▶ _Prompt_: Output the listing word for word, minus images.

::::::

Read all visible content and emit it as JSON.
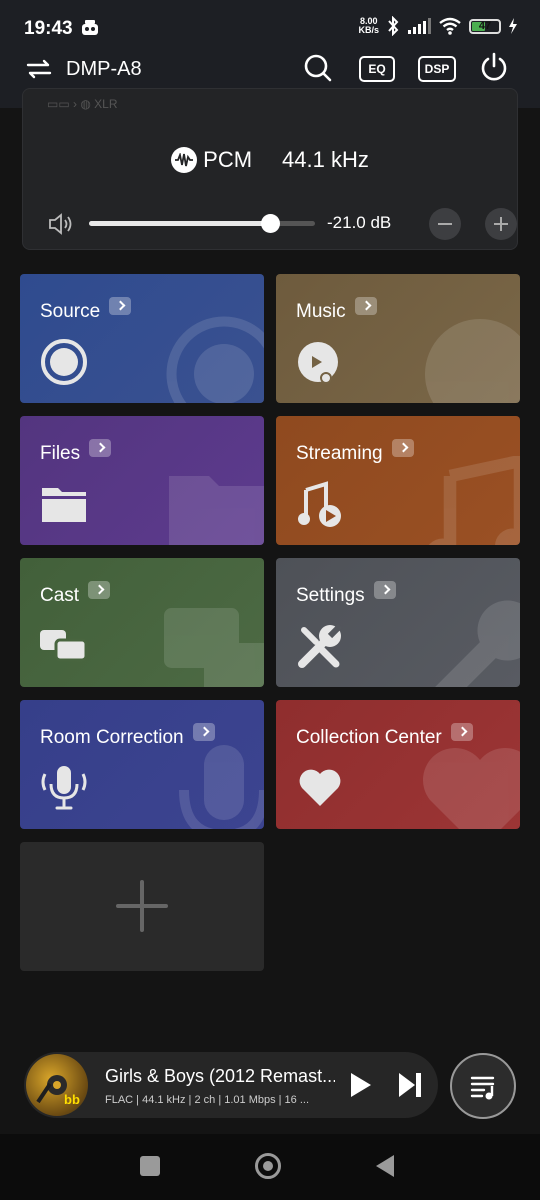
{
  "status": {
    "time": "19:43",
    "net_speed_value": "8.00",
    "net_speed_unit": "KB/s",
    "battery": "47"
  },
  "appbar": {
    "device_name": "DMP-A8",
    "eq_label": "EQ",
    "dsp_label": "DSP"
  },
  "device_card": {
    "output_hint": "XLR",
    "format": "PCM",
    "sample_rate": "44.1 kHz",
    "volume_db": "-21.0 dB",
    "volume_level": 0.8
  },
  "tiles": [
    {
      "label": "Source",
      "color": "#34508f"
    },
    {
      "label": "Music",
      "color": "#746244"
    },
    {
      "label": "Files",
      "color": "#583887"
    },
    {
      "label": "Streaming",
      "color": "#954d22"
    },
    {
      "label": "Cast",
      "color": "#48653f"
    },
    {
      "label": "Settings",
      "color": "#53565c"
    },
    {
      "label": "Room Correction",
      "color": "#39418d"
    },
    {
      "label": "Collection Center",
      "color": "#963232"
    }
  ],
  "now_playing": {
    "title": "Girls & Boys (2012 Remast...",
    "meta": "FLAC | 44.1 kHz | 2 ch | 1.01 Mbps | 16 ..."
  }
}
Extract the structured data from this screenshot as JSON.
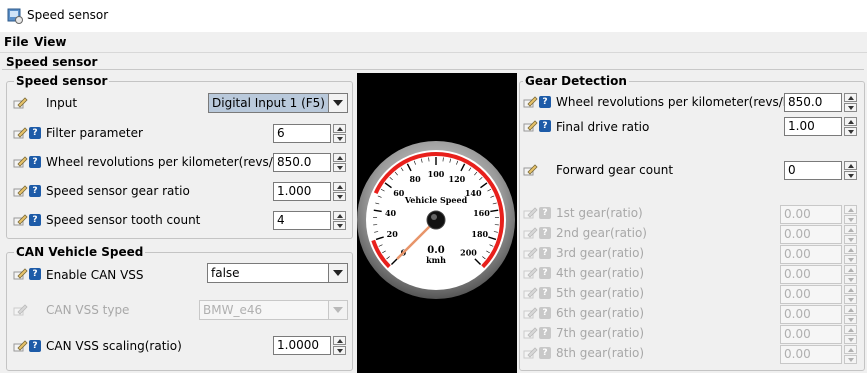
{
  "window": {
    "title": "Speed sensor"
  },
  "menu": {
    "file": "File",
    "view": "View"
  },
  "panel_title": "Speed sensor",
  "speed_sensor": {
    "title": "Speed sensor",
    "input_label": "Input",
    "input_value": "Digital Input 1 (F5)",
    "filter_label": "Filter parameter",
    "filter_value": "6",
    "wheel_rev_label": "Wheel revolutions per kilometer(revs/km)",
    "wheel_rev_value": "850.0",
    "gear_ratio_label": "Speed sensor gear ratio",
    "gear_ratio_value": "1.000",
    "tooth_count_label": "Speed sensor tooth count",
    "tooth_count_value": "4"
  },
  "can_vss": {
    "title": "CAN Vehicle Speed",
    "enable_label": "Enable CAN VSS",
    "enable_value": "false",
    "type_label": "CAN VSS type",
    "type_value": "BMW_e46",
    "scaling_label": "CAN VSS scaling(ratio)",
    "scaling_value": "1.0000"
  },
  "gauge": {
    "title": "Vehicle Speed",
    "value": "0.0",
    "unit": "kmh",
    "ticks": [
      "0",
      "20",
      "40",
      "60",
      "80",
      "100",
      "120",
      "140",
      "160",
      "180",
      "200"
    ],
    "redline_start": 140,
    "max": 200,
    "current": 0
  },
  "gear_detection": {
    "title": "Gear Detection",
    "wheel_rev_label": "Wheel revolutions per kilometer(revs/km)",
    "wheel_rev_value": "850.0",
    "final_drive_label": "Final drive ratio",
    "final_drive_value": "1.00",
    "forward_count_label": "Forward gear count",
    "forward_count_value": "0",
    "gears": [
      {
        "label": "1st gear(ratio)",
        "value": "0.00"
      },
      {
        "label": "2nd gear(ratio)",
        "value": "0.00"
      },
      {
        "label": "3rd gear(ratio)",
        "value": "0.00"
      },
      {
        "label": "4th gear(ratio)",
        "value": "0.00"
      },
      {
        "label": "5th gear(ratio)",
        "value": "0.00"
      },
      {
        "label": "6th gear(ratio)",
        "value": "0.00"
      },
      {
        "label": "7th gear(ratio)",
        "value": "0.00"
      },
      {
        "label": "8th gear(ratio)",
        "value": "0.00"
      }
    ]
  },
  "colors": {
    "accent_red": "#e8201c",
    "help_blue": "#1d5ba8",
    "selected_combo": "#b9c9db"
  }
}
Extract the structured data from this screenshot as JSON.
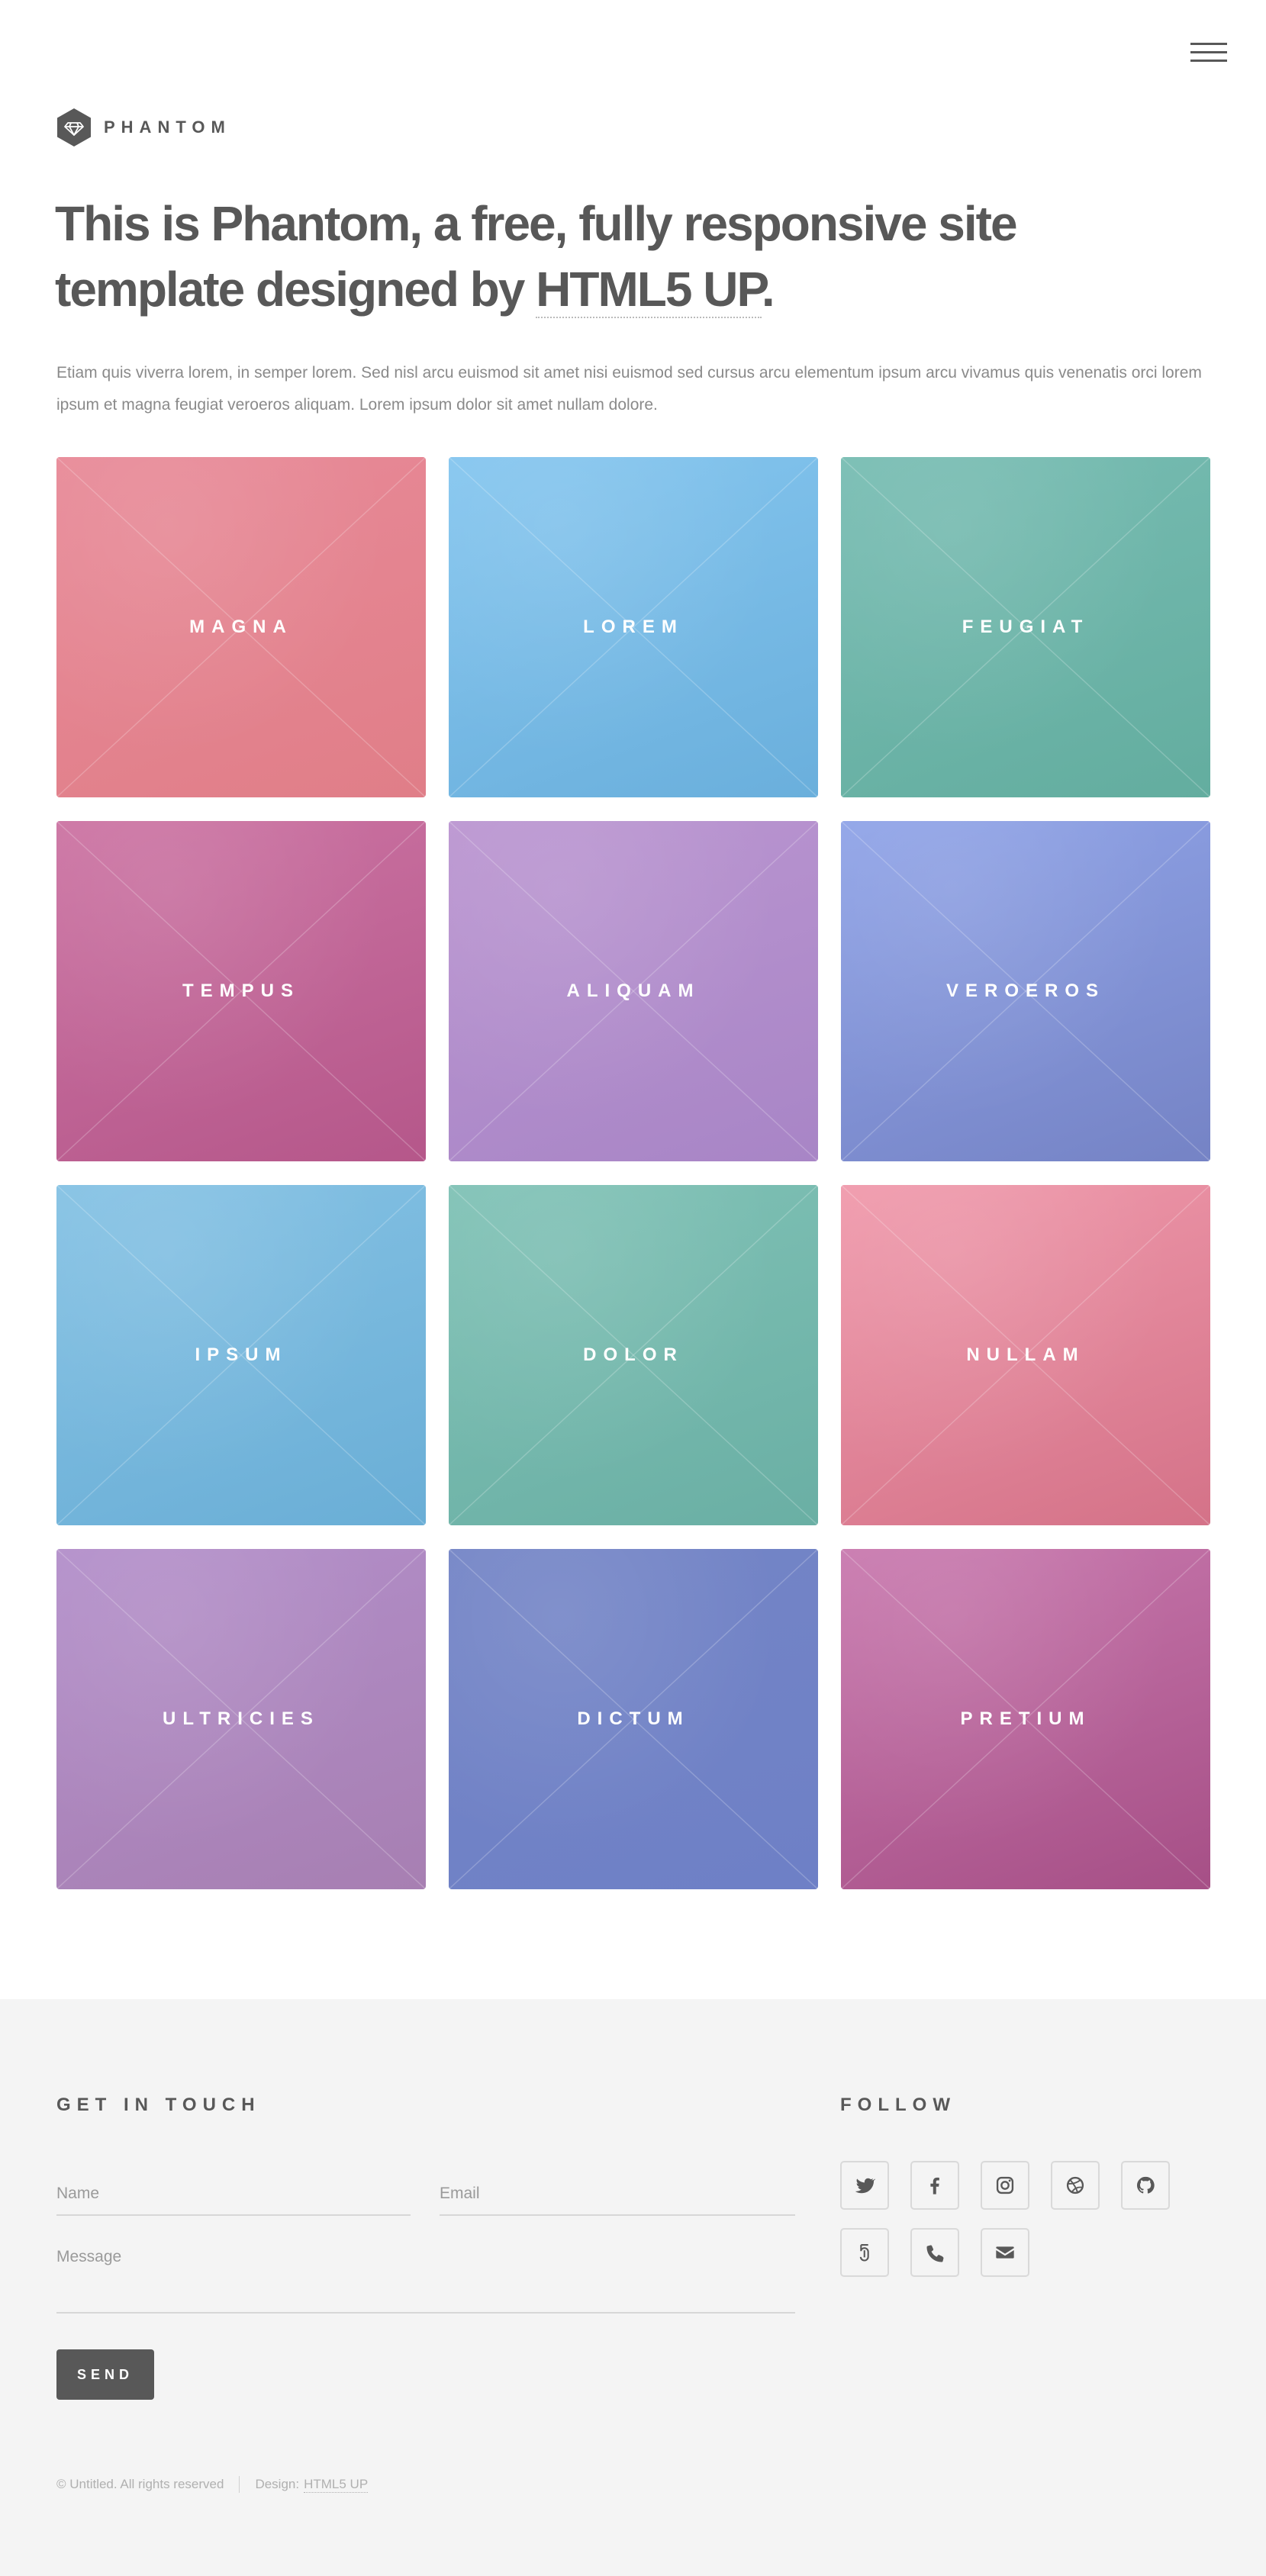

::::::

▶ _Solution_:
Read all visible content and emit it as JSON.
{
  "status": {
    "time": "19:43",
    "net_speed_value": "8.00",
    "net_speed_unit": "KB/s",
    "battery": "47"
  },
  "appbar": {
    "device_name": "DMP-A8",
    "eq_label": "EQ",
    "dsp_label": "DSP"
  },
  "device_card": {
    "output_hint": "XLR",
    "format": "PCM",
    "sample_rate": "44.1 kHz",
    "volume_db": "-21.0 dB",
    "volume_level": 0.8
  },
  "tiles": [
    {
      "label": "Source",
      "color": "#34508f"
    },
    {
      "label": "Music",
      "color": "#746244"
    },
    {
      "label": "Files",
      "color": "#583887"
    },
    {
      "label": "Streaming",
      "color": "#954d22"
    },
    {
      "label": "Cast",
      "color": "#48653f"
    },
    {
      "label": "Settings",
      "color": "#53565c"
    },
    {
      "label": "Room Correction",
      "color": "#39418d"
    },
    {
      "label": "Collection Center",
      "color": "#963232"
    }
  ],
  "now_playing": {
    "title": "Girls & Boys (2012 Remast...",
    "meta": "FLAC | 44.1 kHz | 2 ch | 1.01 Mbps | 16 ..."
  }
}
Extract the structured data from this screenshot as JSON.
{
  "window": {
    "title": "Speed sensor"
  },
  "menu": {
    "file": "File",
    "view": "View"
  },
  "panel_title": "Speed sensor",
  "speed_sensor": {
    "title": "Speed sensor",
    "input_label": "Input",
    "input_value": "Digital Input 1 (F5)",
    "filter_label": "Filter parameter",
    "filter_value": "6",
    "wheel_rev_label": "Wheel revolutions per kilometer(revs/km)",
    "wheel_rev_value": "850.0",
    "gear_ratio_label": "Speed sensor gear ratio",
    "gear_ratio_value": "1.000",
    "tooth_count_label": "Speed sensor tooth count",
    "tooth_count_value": "4"
  },
  "can_vss": {
    "title": "CAN Vehicle Speed",
    "enable_label": "Enable CAN VSS",
    "enable_value": "false",
    "type_label": "CAN VSS type",
    "type_value": "BMW_e46",
    "scaling_label": "CAN VSS scaling(ratio)",
    "scaling_value": "1.0000"
  },
  "gauge": {
    "title": "Vehicle Speed",
    "value": "0.0",
    "unit": "kmh",
    "ticks": [
      "0",
      "20",
      "40",
      "60",
      "80",
      "100",
      "120",
      "140",
      "160",
      "180",
      "200"
    ],
    "redline_start": 140,
    "max": 200,
    "current": 0
  },
  "gear_detection": {
    "title": "Gear Detection",
    "wheel_rev_label": "Wheel revolutions per kilometer(revs/km)",
    "wheel_rev_value": "850.0",
    "final_drive_label": "Final drive ratio",
    "final_drive_value": "1.00",
    "forward_count_label": "Forward gear count",
    "forward_count_value": "0",
    "gears": [
      {
        "label": "1st gear(ratio)",
        "value": "0.00"
      },
      {
        "label": "2nd gear(ratio)",
        "value": "0.00"
      },
      {
        "label": "3rd gear(ratio)",
        "value": "0.00"
      },
      {
        "label": "4th gear(ratio)",
        "value": "0.00"
      },
      {
        "label": "5th gear(ratio)",
        "value": "0.00"
      },
      {
        "label": "6th gear(ratio)",
        "value": "0.00"
      },
      {
        "label": "7th gear(ratio)",
        "value": "0.00"
      },
      {
        "label": "8th gear(ratio)",
        "value": "0.00"
      }
    ]
  },
  "colors": {
    "accent_red": "#e8201c",
    "help_blue": "#1d5ba8",
    "selected_combo": "#b9c9db"
  }
}
Extract the structured data from this screenshot as JSON.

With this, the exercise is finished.